-- EXERCISE MATERIAL follows --

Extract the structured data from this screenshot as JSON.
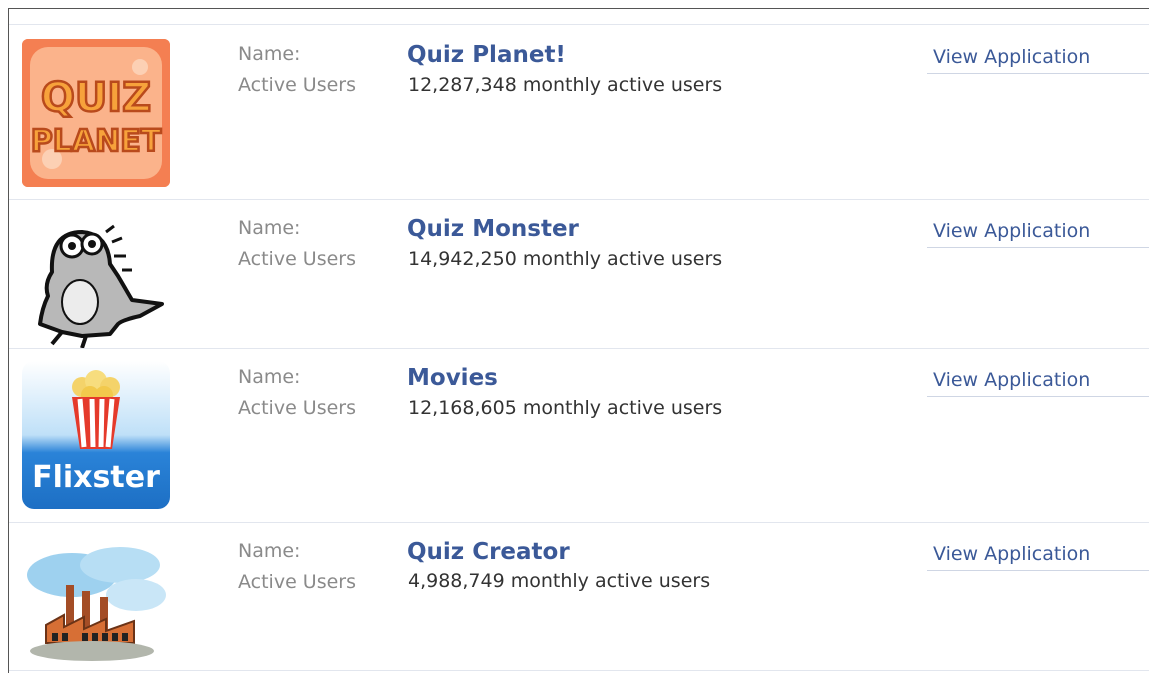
{
  "labels": {
    "name": "Name:",
    "active_users": "Active Users"
  },
  "apps": [
    {
      "name": "Quiz Planet!",
      "users": "12,287,348 monthly active users",
      "action": "View Application",
      "icon": "quiz-planet-logo",
      "logo_lines": [
        "QUIZ",
        "PLANET"
      ]
    },
    {
      "name": "Quiz Monster",
      "users": "14,942,250 monthly active users",
      "action": "View Application",
      "icon": "monster-cartoon"
    },
    {
      "name": "Movies",
      "users": "12,168,605 monthly active users",
      "action": "View Application",
      "icon": "flixster-logo",
      "logo_text": "Flixster"
    },
    {
      "name": "Quiz Creator",
      "users": "4,988,749 monthly active users",
      "action": "View Application",
      "icon": "factory-picture"
    }
  ],
  "colors": {
    "link": "#3b5998",
    "label": "#8a8a8a",
    "text": "#333333"
  }
}
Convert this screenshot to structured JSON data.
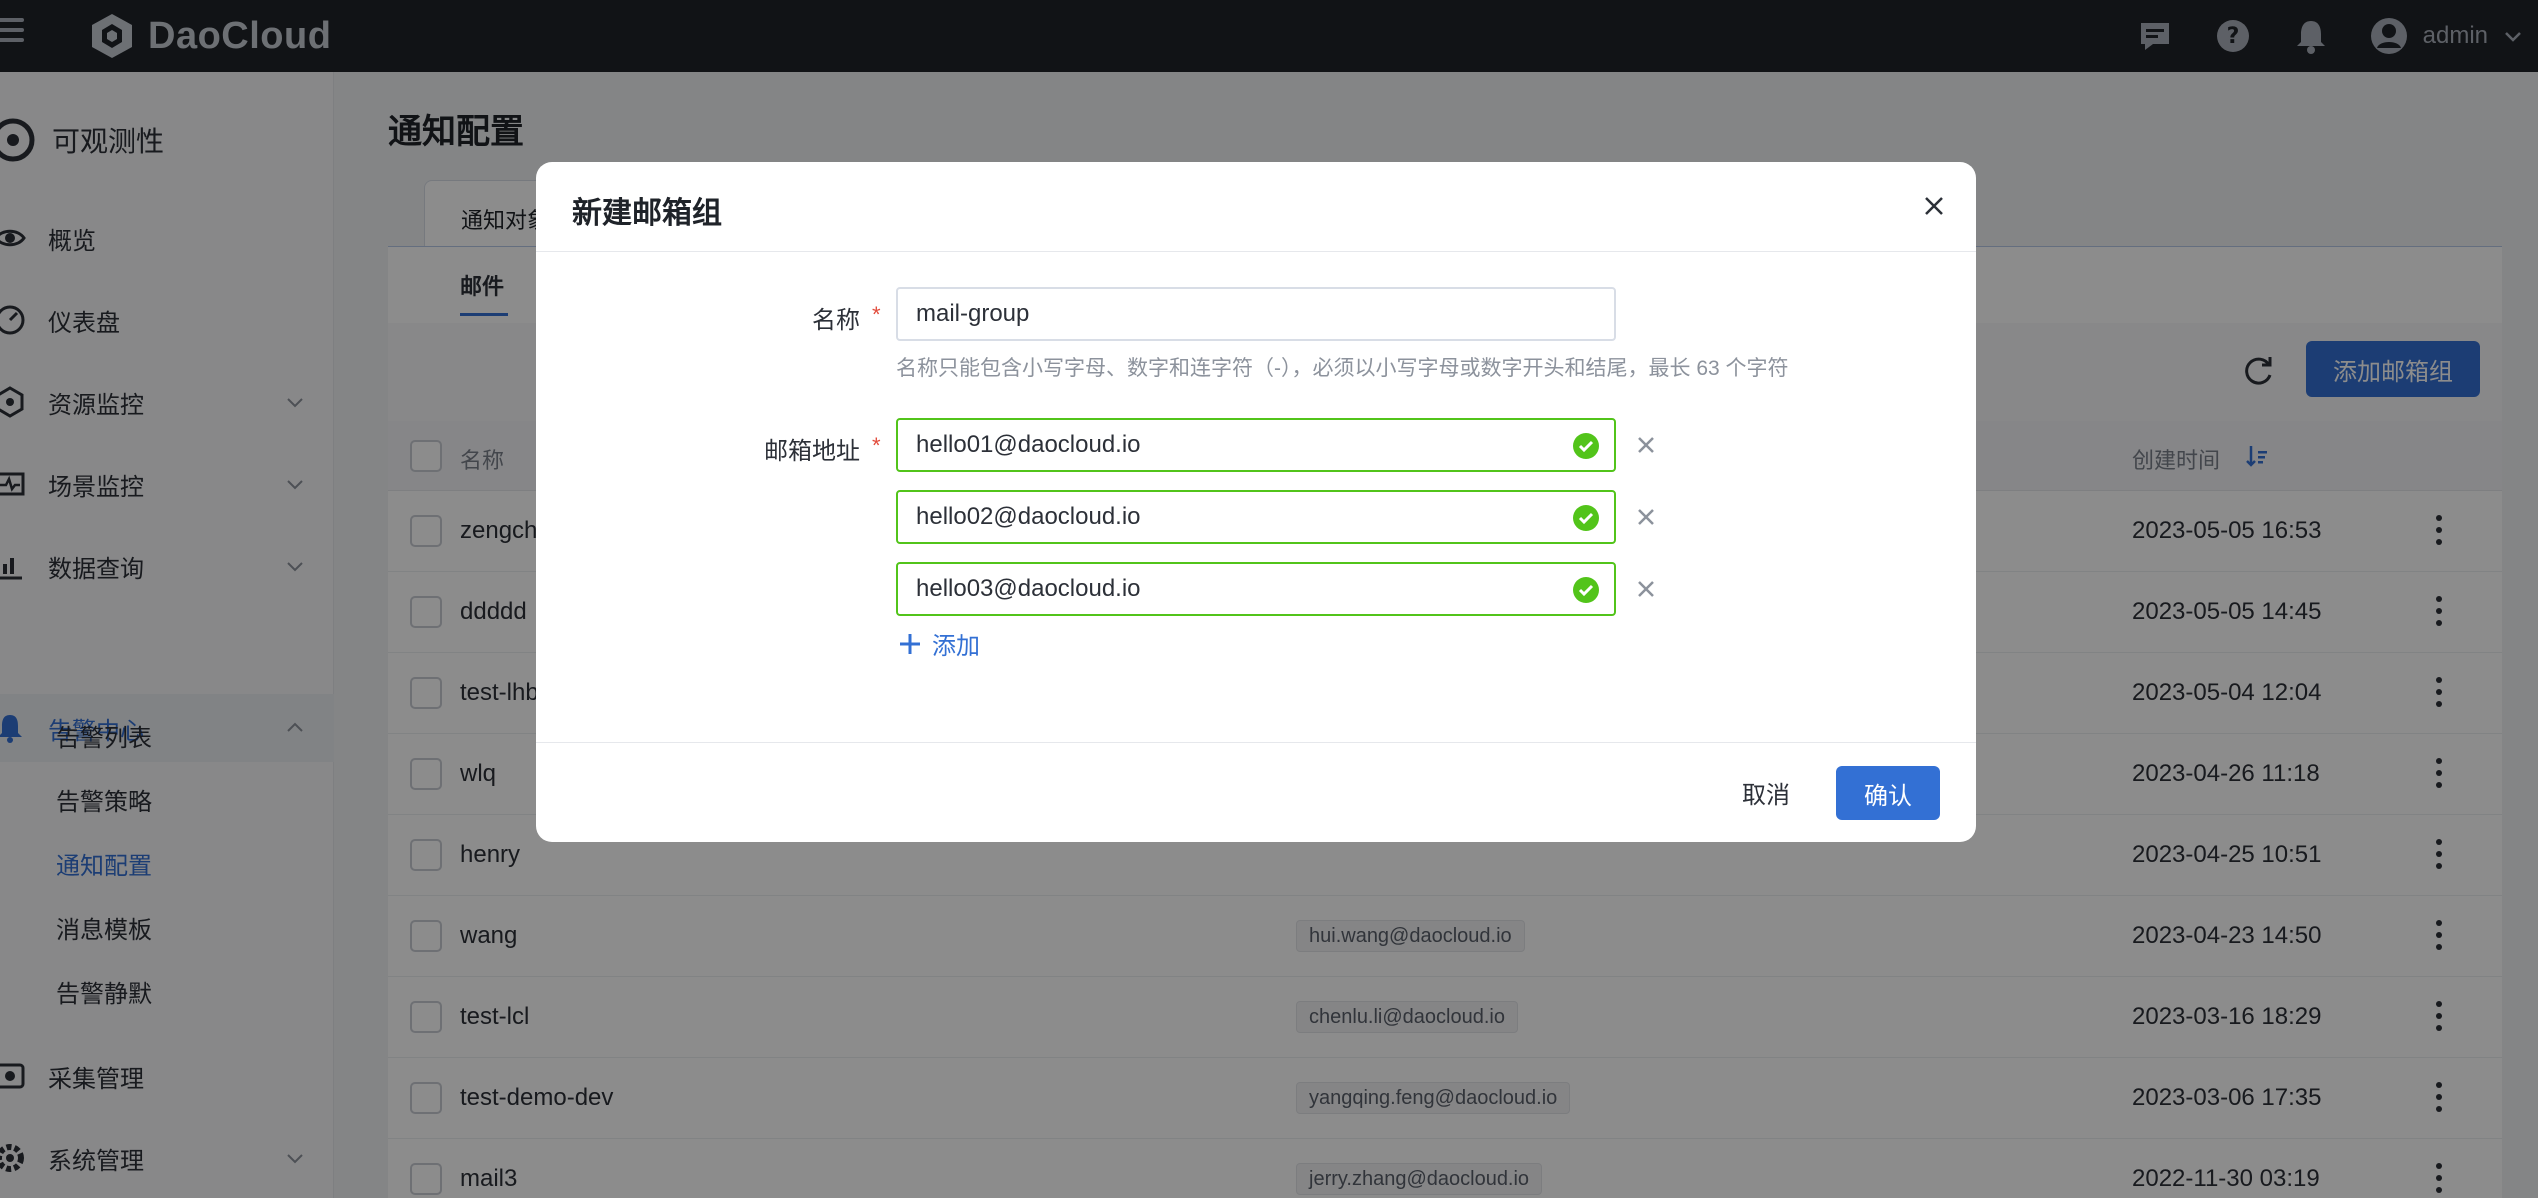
{
  "topbar": {
    "brand": "DaoCloud",
    "user_name": "admin",
    "icons": [
      "message-icon",
      "help-icon",
      "bell-icon",
      "user-avatar-icon"
    ]
  },
  "sidebar": {
    "module_title": "可观测性",
    "items": [
      {
        "label": "概览",
        "icon": "eye-icon"
      },
      {
        "label": "仪表盘",
        "icon": "dashboard-icon"
      },
      {
        "label": "资源监控",
        "icon": "hexagon-icon"
      },
      {
        "label": "场景监控",
        "icon": "pulse-icon"
      },
      {
        "label": "数据查询",
        "icon": "query-icon"
      },
      {
        "label": "告警中心",
        "icon": "bell-icon"
      },
      {
        "label": "采集管理",
        "icon": "collect-icon"
      },
      {
        "label": "系统管理",
        "icon": "gear-icon"
      }
    ],
    "sub_items": [
      "告警列表",
      "告警策略",
      "通知配置",
      "消息模板",
      "告警静默"
    ]
  },
  "main": {
    "page_title": "通知配置",
    "tab_label": "通知对象",
    "subtab_label": "邮件",
    "add_button": "添加邮箱组",
    "columns": {
      "name": "名称",
      "created": "创建时间"
    },
    "rows": [
      {
        "name": "zengch",
        "email": "",
        "time": "2023-05-05 16:53"
      },
      {
        "name": "ddddd",
        "email": "",
        "time": "2023-05-05 14:45"
      },
      {
        "name": "test-lhb",
        "email": "",
        "time": "2023-05-04 12:04"
      },
      {
        "name": "wlq",
        "email": "",
        "time": "2023-04-26 11:18"
      },
      {
        "name": "henry",
        "email": "",
        "time": "2023-04-25 10:51"
      },
      {
        "name": "wang",
        "email": "hui.wang@daocloud.io",
        "time": "2023-04-23 14:50"
      },
      {
        "name": "test-lcl",
        "email": "chenlu.li@daocloud.io",
        "time": "2023-03-16 18:29"
      },
      {
        "name": "test-demo-dev",
        "email": "yangqing.feng@daocloud.io",
        "time": "2023-03-06 17:35"
      },
      {
        "name": "mail3",
        "email": "jerry.zhang@daocloud.io",
        "time": "2022-11-30 03:19"
      }
    ]
  },
  "modal": {
    "title": "新建邮箱组",
    "name_label": "名称",
    "required_mark": "*",
    "name_value": "mail-group",
    "name_hint": "名称只能包含小写字母、数字和连字符（-），必须以小写字母或数字开头和结尾，最长 63 个字符",
    "email_label": "邮箱地址",
    "emails": [
      "hello01@daocloud.io",
      "hello02@daocloud.io",
      "hello03@daocloud.io"
    ],
    "add_label": "添加",
    "cancel_label": "取消",
    "confirm_label": "确认"
  },
  "colors": {
    "primary": "#3370d4",
    "topbar": "#1f2329",
    "success": "#52c41a",
    "required": "#e24b3b"
  }
}
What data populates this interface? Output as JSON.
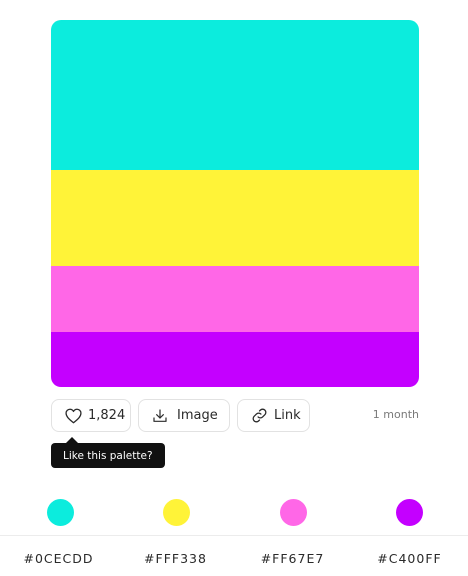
{
  "palette": {
    "colors": [
      {
        "hex": "#0CECDD",
        "label": "#0CECDD"
      },
      {
        "hex": "#FFF338",
        "label": "#FFF338"
      },
      {
        "hex": "#FF67E7",
        "label": "#FF67E7"
      },
      {
        "hex": "#C400FF",
        "label": "#C400FF"
      }
    ]
  },
  "actions": {
    "like_count": "1,824",
    "like_icon": "heart-icon",
    "image_label": "Image",
    "image_icon": "download-icon",
    "link_label": "Link",
    "link_icon": "link-icon"
  },
  "meta": {
    "time_ago": "1 month"
  },
  "tooltip": {
    "text": "Like this palette?"
  }
}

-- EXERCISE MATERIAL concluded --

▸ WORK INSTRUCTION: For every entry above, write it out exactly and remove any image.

▸ YOUR SOLUTION:
Extract the structured data from this screenshot as JSON.
{
  "labels": {
    "name": "Name:",
    "active_users": "Active Users"
  },
  "apps": [
    {
      "name": "Quiz Planet!",
      "users": "12,287,348 monthly active users",
      "action": "View Application",
      "icon": "quiz-planet-logo",
      "logo_lines": [
        "QUIZ",
        "PLANET"
      ]
    },
    {
      "name": "Quiz Monster",
      "users": "14,942,250 monthly active users",
      "action": "View Application",
      "icon": "monster-cartoon"
    },
    {
      "name": "Movies",
      "users": "12,168,605 monthly active users",
      "action": "View Application",
      "icon": "flixster-logo",
      "logo_text": "Flixster"
    },
    {
      "name": "Quiz Creator",
      "users": "4,988,749 monthly active users",
      "action": "View Application",
      "icon": "factory-picture"
    }
  ],
  "colors": {
    "link": "#3b5998",
    "label": "#8a8a8a",
    "text": "#333333"
  }
}
Convert this screenshot to structured JSON data.
{
  "topbar": {
    "brand": "DaoCloud",
    "user_name": "admin",
    "icons": [
      "message-icon",
      "help-icon",
      "bell-icon",
      "user-avatar-icon"
    ]
  },
  "sidebar": {
    "module_title": "可观测性",
    "items": [
      {
        "label": "概览",
        "icon": "eye-icon"
      },
      {
        "label": "仪表盘",
        "icon": "dashboard-icon"
      },
      {
        "label": "资源监控",
        "icon": "hexagon-icon"
      },
      {
        "label": "场景监控",
        "icon": "pulse-icon"
      },
      {
        "label": "数据查询",
        "icon": "query-icon"
      },
      {
        "label": "告警中心",
        "icon": "bell-icon"
      },
      {
        "label": "采集管理",
        "icon": "collect-icon"
      },
      {
        "label": "系统管理",
        "icon": "gear-icon"
      }
    ],
    "sub_items": [
      "告警列表",
      "告警策略",
      "通知配置",
      "消息模板",
      "告警静默"
    ]
  },
  "main": {
    "page_title": "通知配置",
    "tab_label": "通知对象",
    "subtab_label": "邮件",
    "add_button": "添加邮箱组",
    "columns": {
      "name": "名称",
      "created": "创建时间"
    },
    "rows": [
      {
        "name": "zengch",
        "email": "",
        "time": "2023-05-05 16:53"
      },
      {
        "name": "ddddd",
        "email": "",
        "time": "2023-05-05 14:45"
      },
      {
        "name": "test-lhb",
        "email": "",
        "time": "2023-05-04 12:04"
      },
      {
        "name": "wlq",
        "email": "",
        "time": "2023-04-26 11:18"
      },
      {
        "name": "henry",
        "email": "",
        "time": "2023-04-25 10:51"
      },
      {
        "name": "wang",
        "email": "hui.wang@daocloud.io",
        "time": "2023-04-23 14:50"
      },
      {
        "name": "test-lcl",
        "email": "chenlu.li@daocloud.io",
        "time": "2023-03-16 18:29"
      },
      {
        "name": "test-demo-dev",
        "email": "yangqing.feng@daocloud.io",
        "time": "2023-03-06 17:35"
      },
      {
        "name": "mail3",
        "email": "jerry.zhang@daocloud.io",
        "time": "2022-11-30 03:19"
      }
    ]
  },
  "modal": {
    "title": "新建邮箱组",
    "name_label": "名称",
    "required_mark": "*",
    "name_value": "mail-group",
    "name_hint": "名称只能包含小写字母、数字和连字符（-），必须以小写字母或数字开头和结尾，最长 63 个字符",
    "email_label": "邮箱地址",
    "emails": [
      "hello01@daocloud.io",
      "hello02@daocloud.io",
      "hello03@daocloud.io"
    ],
    "add_label": "添加",
    "cancel_label": "取消",
    "confirm_label": "确认"
  },
  "colors": {
    "primary": "#3370d4",
    "topbar": "#1f2329",
    "success": "#52c41a",
    "required": "#e24b3b"
  }
}
What data populates this interface? Output as JSON.
{
  "palette": {
    "colors": [
      {
        "hex": "#0CECDD",
        "label": "#0CECDD"
      },
      {
        "hex": "#FFF338",
        "label": "#FFF338"
      },
      {
        "hex": "#FF67E7",
        "label": "#FF67E7"
      },
      {
        "hex": "#C400FF",
        "label": "#C400FF"
      }
    ]
  },
  "actions": {
    "like_count": "1,824",
    "like_icon": "heart-icon",
    "image_label": "Image",
    "image_icon": "download-icon",
    "link_label": "Link",
    "link_icon": "link-icon"
  },
  "meta": {
    "time_ago": "1 month"
  },
  "tooltip": {
    "text": "Like this palette?"
  }
}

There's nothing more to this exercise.